- _Task objective_:
In the data below, locate each line with the word "text" and list it.

- _Records_:
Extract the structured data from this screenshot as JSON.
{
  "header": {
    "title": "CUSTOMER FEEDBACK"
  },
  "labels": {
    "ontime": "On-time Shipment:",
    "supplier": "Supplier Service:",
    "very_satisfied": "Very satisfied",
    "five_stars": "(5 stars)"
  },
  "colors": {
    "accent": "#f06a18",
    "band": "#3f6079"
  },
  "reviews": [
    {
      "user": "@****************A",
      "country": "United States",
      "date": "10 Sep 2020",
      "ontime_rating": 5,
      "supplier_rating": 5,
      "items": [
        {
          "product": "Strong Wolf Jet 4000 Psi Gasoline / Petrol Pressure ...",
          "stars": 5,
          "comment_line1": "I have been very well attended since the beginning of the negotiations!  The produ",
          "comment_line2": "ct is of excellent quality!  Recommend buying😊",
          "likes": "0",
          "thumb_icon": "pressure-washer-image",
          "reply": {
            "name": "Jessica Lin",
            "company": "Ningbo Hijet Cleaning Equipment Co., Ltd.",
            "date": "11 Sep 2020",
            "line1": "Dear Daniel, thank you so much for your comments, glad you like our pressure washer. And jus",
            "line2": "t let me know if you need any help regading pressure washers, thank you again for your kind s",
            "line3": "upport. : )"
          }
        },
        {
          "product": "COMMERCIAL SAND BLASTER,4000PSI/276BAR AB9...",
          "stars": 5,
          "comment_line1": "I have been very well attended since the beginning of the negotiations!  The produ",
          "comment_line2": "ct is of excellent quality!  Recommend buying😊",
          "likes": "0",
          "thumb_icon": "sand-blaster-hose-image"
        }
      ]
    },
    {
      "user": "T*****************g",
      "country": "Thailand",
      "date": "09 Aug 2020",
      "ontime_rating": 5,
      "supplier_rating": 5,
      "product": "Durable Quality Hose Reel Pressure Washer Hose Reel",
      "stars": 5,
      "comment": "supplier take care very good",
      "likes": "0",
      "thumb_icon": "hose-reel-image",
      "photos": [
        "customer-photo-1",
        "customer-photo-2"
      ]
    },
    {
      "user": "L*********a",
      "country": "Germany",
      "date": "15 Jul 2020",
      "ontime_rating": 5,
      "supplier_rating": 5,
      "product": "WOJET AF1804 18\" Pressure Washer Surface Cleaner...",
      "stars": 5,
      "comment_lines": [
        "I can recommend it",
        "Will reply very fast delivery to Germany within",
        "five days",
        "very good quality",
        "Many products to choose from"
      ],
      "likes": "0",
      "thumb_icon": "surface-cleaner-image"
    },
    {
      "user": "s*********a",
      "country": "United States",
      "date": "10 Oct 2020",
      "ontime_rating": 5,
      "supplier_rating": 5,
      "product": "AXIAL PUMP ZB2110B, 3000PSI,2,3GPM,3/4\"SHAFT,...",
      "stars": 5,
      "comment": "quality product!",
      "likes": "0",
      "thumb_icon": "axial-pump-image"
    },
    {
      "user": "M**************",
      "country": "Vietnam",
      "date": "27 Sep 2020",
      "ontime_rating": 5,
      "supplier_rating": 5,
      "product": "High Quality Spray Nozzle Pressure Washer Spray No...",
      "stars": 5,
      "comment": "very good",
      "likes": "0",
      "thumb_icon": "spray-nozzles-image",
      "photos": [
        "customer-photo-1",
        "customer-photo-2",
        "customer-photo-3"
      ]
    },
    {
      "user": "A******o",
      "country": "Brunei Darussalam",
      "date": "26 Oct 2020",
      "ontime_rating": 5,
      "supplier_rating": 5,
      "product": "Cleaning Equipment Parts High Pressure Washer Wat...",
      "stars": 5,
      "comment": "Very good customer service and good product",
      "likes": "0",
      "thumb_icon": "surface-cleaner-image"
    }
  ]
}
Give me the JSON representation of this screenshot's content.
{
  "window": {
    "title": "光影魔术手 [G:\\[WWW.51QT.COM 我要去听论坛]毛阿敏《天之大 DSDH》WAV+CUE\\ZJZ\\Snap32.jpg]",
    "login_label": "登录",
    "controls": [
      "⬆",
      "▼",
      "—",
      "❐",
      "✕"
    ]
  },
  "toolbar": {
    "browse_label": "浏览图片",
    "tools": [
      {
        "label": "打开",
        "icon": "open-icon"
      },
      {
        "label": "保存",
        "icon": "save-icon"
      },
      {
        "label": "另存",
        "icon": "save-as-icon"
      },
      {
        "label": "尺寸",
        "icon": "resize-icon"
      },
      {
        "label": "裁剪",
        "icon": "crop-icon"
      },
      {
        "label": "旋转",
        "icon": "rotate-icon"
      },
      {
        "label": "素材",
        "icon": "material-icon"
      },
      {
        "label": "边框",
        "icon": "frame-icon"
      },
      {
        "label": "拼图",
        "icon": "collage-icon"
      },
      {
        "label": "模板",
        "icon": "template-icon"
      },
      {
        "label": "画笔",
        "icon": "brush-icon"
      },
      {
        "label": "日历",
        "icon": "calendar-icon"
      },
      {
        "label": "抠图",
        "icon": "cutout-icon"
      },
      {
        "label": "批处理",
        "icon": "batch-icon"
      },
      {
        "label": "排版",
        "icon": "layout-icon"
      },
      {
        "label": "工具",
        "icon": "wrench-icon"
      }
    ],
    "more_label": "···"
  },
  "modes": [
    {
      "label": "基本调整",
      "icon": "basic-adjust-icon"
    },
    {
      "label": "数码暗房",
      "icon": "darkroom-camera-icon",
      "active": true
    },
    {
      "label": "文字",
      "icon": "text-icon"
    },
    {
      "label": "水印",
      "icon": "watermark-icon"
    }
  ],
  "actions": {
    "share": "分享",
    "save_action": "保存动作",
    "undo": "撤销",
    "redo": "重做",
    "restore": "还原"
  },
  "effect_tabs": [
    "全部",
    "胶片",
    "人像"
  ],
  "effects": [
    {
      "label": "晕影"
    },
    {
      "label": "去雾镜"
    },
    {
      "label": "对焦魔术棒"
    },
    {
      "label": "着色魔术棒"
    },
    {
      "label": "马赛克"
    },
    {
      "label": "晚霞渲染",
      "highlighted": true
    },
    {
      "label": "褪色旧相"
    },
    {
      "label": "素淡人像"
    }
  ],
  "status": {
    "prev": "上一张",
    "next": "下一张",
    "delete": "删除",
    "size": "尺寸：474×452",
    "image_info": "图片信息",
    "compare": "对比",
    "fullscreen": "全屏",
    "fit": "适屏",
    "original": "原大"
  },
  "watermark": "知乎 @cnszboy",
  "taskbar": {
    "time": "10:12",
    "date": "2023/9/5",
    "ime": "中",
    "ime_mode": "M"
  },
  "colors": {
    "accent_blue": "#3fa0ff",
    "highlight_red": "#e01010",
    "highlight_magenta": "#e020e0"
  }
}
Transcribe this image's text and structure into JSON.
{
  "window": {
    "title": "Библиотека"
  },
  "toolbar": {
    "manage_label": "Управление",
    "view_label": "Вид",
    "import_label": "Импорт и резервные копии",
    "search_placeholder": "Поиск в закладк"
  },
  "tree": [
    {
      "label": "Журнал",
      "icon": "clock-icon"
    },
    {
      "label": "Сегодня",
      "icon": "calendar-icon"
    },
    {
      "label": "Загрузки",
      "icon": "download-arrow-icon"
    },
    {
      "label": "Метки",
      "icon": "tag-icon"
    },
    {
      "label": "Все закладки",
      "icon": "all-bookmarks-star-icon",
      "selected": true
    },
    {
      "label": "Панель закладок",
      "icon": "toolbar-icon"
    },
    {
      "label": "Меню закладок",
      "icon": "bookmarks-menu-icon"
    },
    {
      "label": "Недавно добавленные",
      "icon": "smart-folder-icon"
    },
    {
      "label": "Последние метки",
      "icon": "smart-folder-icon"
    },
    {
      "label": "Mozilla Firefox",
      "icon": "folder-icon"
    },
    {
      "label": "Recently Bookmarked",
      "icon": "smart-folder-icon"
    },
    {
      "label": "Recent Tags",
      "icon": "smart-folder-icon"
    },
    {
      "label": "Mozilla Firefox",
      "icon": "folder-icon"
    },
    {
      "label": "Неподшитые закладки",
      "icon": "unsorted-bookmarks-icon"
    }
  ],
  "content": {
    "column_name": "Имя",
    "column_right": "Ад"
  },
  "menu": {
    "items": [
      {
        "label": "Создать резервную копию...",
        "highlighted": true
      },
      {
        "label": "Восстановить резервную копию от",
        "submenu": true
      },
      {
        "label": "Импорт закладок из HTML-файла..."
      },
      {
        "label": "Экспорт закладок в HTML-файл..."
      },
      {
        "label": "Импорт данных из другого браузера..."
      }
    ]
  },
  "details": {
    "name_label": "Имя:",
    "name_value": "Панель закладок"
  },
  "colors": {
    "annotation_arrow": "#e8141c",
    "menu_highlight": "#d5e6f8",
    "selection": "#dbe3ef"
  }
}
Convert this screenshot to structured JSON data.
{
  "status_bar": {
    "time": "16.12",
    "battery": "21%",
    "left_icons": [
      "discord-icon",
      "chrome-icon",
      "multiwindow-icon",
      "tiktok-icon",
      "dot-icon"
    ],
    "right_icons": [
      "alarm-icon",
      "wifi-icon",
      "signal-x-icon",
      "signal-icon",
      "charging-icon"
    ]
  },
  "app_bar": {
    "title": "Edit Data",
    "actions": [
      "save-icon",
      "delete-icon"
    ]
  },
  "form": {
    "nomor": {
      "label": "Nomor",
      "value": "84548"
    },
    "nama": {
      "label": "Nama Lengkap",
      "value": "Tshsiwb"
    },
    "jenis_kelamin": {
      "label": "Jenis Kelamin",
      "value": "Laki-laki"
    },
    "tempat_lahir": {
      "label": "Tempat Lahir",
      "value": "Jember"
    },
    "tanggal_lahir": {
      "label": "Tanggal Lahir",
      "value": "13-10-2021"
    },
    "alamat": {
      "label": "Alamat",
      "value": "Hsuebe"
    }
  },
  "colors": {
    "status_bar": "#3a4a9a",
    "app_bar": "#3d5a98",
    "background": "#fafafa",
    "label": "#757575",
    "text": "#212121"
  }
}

- _Solution to the problem_:
      "icon": "text-icon"
Transcribe this image's text and structure into JSON.
    "text": "#212121"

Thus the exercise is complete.